── PROVIDED ENTRIES ──
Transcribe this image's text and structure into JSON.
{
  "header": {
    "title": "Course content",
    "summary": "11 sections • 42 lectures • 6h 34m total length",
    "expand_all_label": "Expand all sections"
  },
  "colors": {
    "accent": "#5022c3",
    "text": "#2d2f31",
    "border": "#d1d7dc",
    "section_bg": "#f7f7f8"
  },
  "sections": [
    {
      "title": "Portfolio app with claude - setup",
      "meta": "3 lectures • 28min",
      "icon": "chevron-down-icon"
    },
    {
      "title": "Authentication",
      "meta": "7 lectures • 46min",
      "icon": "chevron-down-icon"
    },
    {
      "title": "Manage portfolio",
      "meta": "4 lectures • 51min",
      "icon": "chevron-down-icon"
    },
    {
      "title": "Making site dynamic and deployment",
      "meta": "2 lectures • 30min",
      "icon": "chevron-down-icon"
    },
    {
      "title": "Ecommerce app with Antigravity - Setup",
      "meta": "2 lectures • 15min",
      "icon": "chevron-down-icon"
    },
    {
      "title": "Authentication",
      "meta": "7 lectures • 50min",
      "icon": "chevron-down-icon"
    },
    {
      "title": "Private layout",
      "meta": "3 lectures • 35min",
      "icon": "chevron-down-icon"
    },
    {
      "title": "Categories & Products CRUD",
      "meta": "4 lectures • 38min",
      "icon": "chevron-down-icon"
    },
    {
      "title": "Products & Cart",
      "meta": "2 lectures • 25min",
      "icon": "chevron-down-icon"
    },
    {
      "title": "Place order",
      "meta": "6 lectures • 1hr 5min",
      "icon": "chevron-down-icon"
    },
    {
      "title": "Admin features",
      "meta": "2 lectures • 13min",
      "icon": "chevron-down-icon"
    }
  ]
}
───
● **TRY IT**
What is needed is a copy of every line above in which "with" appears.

● **EXPECTED ANSWER**
      "title": "Portfolio app with claude - setup",
      "title": "Ecommerce app with Antigravity - Setup",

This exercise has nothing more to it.